Yeast lees: Solid sludge-like sediment, primarily spent yeast, which settles to the bottom of a fermentation tank after the fermentation is completed. Yeast lees should not be allowed to remain in contact with the wine any longer than necessary. This is because spent and decomposing yeast is the primary source of H2S (the odour of rotten eggs) in wine. This can be confusing: the world's best sparkling wines are produced by deliberately leaving wine in intimate contact with spent yeast in sealed bottles during the secondary fermentation. The answer is in the strains of yeast used and the oxygen-free conditions inside a champagne bottle compared to the tank.

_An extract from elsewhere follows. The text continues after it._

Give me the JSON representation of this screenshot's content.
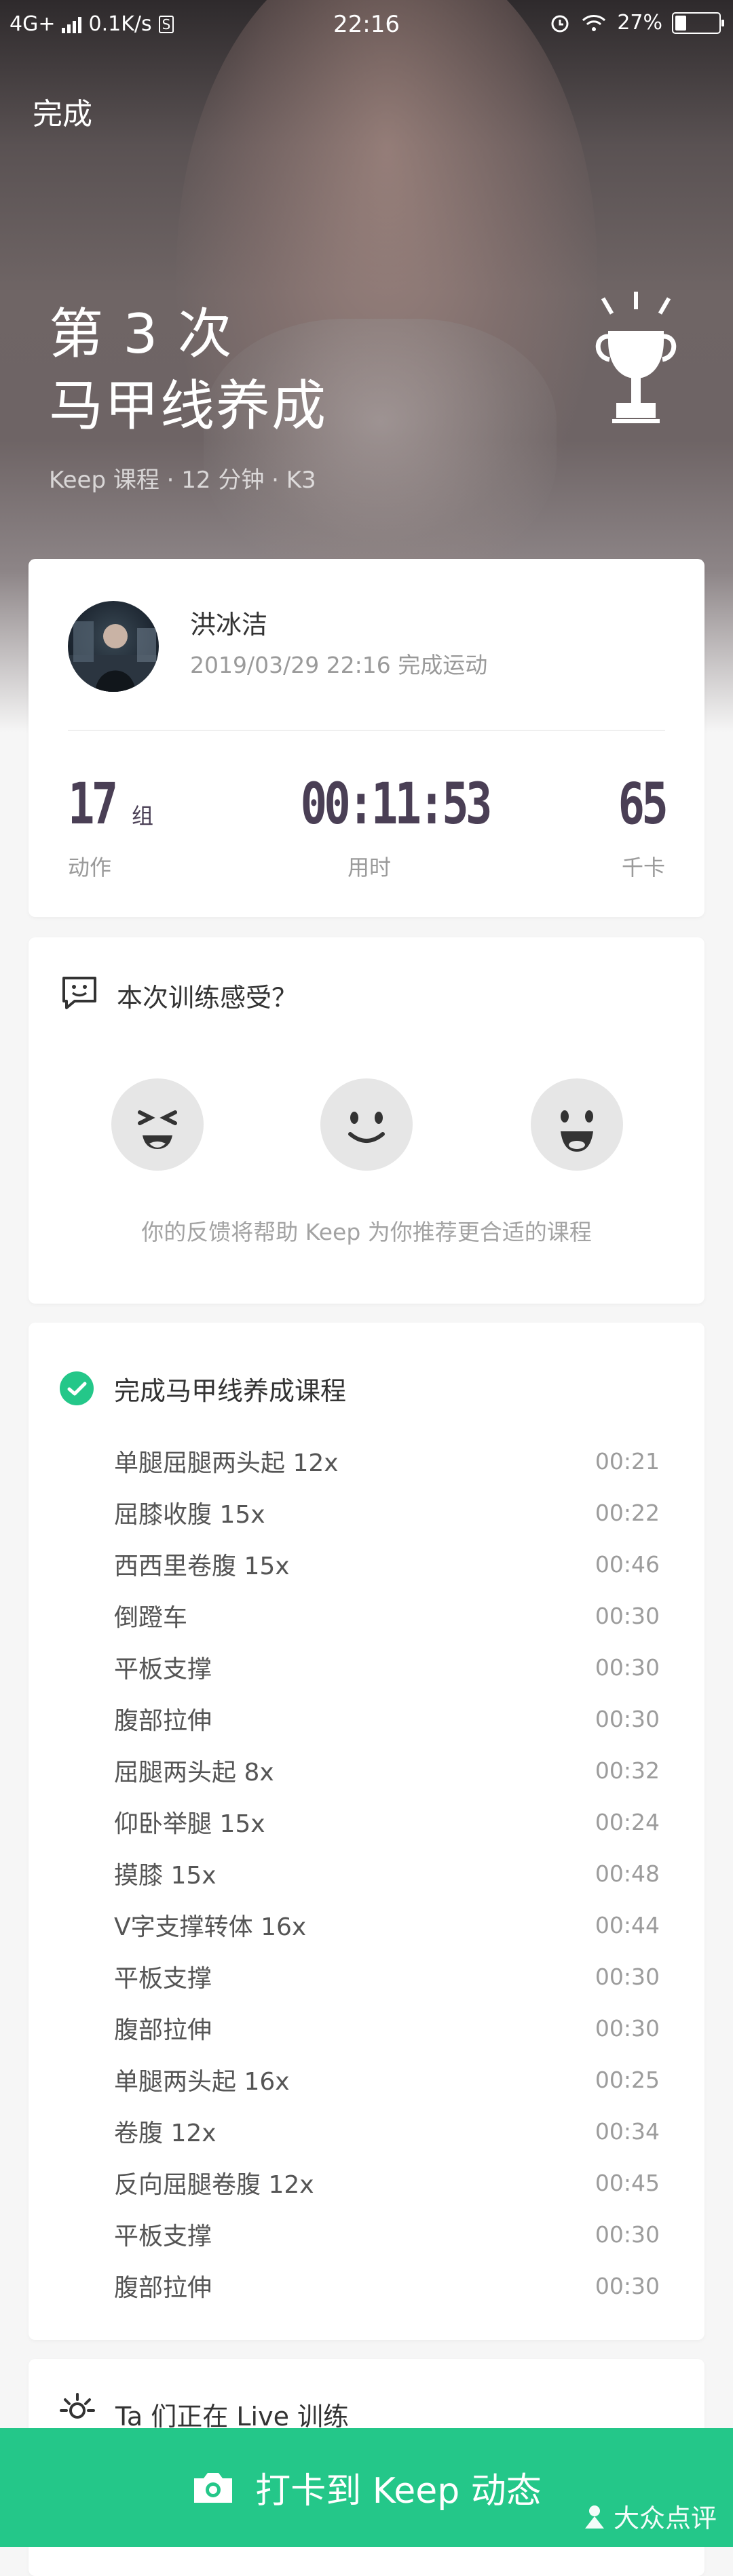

Low-yielding vineyards: Vineyards which produce lower amounts of fruit (grapes) on the vine, absorbing more minerality and nutrients from the soil which is passed to the fruit enhancing the quality of grapes and thus the wine. These vineyards are held for high quality production.